Wildlife Management Institute

Montana Adopts Sage Grouse Conservation Strategy
Monday, 15 September 2014 09:22

image of Sage Grouse, Credit: U.S. Department of Agriculture, Flickr

On September 9, Montana Governor Steve Bullock signed an executive order creating the Montana Sage Grouse Oversight Team (MSGOT) and the Montana Sage Grouse Habitat Conservation Program (MSGHCP), reports the Wildlife Management Institute. The executive order implements a conservation strategy developed over the previous two years by the governor’s Sage Grouse Habitat Conservation Advisory Council. The strategy and executive order provide guidance on land use, infrastructure siting, energy development, fire management hunting and predator control in sage grouse core areas and general habitat. The primary goal of the strategy and MSGHCP is to maintain and enhance sage grouse habitat and populations across Montana. In combination with similar conservation plans adopted or in development by other western states, the MSGHCP is also intended to preclude the need to list sage grouse as a threatened or endangered species. The U.S. Fish and Wildlife Service will make a final decision on whether or not to list sage grouse under the Endangered Species Act by September 30, 2015.

Workshop Brings Together Landscape Conservation Community at a Critical Time
Monday, 15 September 2014 08:58

image of National Workshop for Large Landscape Conservation Logo

There is a lot of momentum building for collaborative conservation of large landscapes. The Landscape Conservation Cooperative (LCC) Network will release their strategic plan next month and is making significant progress in bringing together partners, establishing shared conservation goals, and providing managers with landscape-scale tools to help them be more effective. The U.S. Department of the Interior is embracing resiliency and adaptation planning for a changing America at unprecedented scales. All of this and much more will be featured at the National Workshop for Large Landscape Conservation (NWLLC) to be held October 23-24 in Washington D.C.

Conservation Briefs
Monday, 15 September 2014 08:37

Conservation Briefs is a compilation of short news stories of interest to Outdoor News Bulletin readers. The stories cover a number of issues that have developed in the past month or provide updates on issues that were featured in previous ONB editions. Each story includes links to online resources for more details on each topic.

This Month:

WMI to Coordinate Comprehensive Review and Evaluation of the Red Wolf Recovery Program
Monday, 15 September 2014 09:14

image of Red Wolf, Credit: ucumari / Valerie, Flickr
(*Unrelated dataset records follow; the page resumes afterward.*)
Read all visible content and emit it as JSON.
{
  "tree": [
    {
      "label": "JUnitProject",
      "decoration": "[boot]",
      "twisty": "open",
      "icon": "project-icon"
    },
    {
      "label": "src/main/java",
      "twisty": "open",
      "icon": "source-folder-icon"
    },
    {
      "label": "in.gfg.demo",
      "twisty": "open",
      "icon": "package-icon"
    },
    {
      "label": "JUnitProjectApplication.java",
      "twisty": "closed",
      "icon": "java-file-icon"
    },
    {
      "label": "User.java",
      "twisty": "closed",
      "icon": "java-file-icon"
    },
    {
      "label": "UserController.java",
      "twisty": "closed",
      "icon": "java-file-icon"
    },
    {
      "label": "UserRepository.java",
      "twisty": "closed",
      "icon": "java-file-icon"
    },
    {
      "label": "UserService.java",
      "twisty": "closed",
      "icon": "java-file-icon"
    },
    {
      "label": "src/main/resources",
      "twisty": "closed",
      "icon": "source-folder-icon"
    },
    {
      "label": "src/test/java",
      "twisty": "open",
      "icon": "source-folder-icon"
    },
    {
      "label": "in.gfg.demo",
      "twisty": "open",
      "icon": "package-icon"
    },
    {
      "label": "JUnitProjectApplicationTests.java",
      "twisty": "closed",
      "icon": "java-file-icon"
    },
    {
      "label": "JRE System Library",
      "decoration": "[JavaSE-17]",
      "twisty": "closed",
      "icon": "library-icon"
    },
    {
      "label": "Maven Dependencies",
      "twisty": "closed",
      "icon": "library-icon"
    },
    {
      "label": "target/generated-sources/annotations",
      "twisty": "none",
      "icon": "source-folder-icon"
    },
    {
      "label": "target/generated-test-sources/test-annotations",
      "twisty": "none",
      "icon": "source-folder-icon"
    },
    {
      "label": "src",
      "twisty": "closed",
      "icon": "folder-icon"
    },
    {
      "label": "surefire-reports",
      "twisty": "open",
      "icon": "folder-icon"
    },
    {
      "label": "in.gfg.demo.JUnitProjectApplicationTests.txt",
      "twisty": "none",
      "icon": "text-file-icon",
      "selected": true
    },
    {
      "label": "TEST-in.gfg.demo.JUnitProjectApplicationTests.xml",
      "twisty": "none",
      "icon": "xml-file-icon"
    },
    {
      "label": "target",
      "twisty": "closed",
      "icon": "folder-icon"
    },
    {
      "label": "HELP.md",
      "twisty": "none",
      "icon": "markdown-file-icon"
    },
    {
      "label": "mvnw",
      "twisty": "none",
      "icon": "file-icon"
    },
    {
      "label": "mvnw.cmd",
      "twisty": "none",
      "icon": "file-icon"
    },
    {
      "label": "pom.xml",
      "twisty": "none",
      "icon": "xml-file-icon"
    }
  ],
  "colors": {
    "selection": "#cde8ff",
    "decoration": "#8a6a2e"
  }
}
The red wolf (Canis rufus) is one of the most endangered mammals on the planet. Once ranging from Texas to Florida to Pennsylvania, it was relegated to a remnant population in coastal eastern Texas and western Louisiana. In the middle of the last century, the U.S. Fish and Wildlife Service (FWS) determined that the fragmented population was threatened with loss due to hybridization with coyotes. The remaining red wolves were captured and brought into captivity – rendering them extinct in the wild. In the early 1980s, efforts were made to restore populations of red wolves in the Smoky Mountains and in eastern North Carolina. As with any restoration program involving apex predators, this one has faced challenges and criticism almost since the beginning. Thirty years later, the Wildlife Management Institute, under contract with the FWS, will be conducting a close examination of the program to determine lessons learned, successes and failures, and how to improve the process of restoring a controversial species to the landscape.

WMI Landscapes - Appalachian LCC Releases Riparian Restoration Support Tool
Monday, 15 September 2014 08:51

image of Riparian Restoration Support Tool interface

An innovative riparian planting and restoration decision support tool, funded by the Appalachian Landscape Conservation Cooperative, is now available to the conservation community. This user-friendly tool allows managers and decision-makers to rapidly identify and prioritize areas along the banks of rivers, streams and lakes for restoration, making these ecosystems more resilient to disturbance and future changes in climate. It will also help the conservation community invest limited conservation dollars wisely, helping to deliver sustainable resources.

Job Opportunities
Monday, 15 September 2014 08:31

Periodically the Outdoor News Bulletin will include job opportunities for projects that the Wildlife Management Institute is coordinating or supporting.

Latest Opportunity: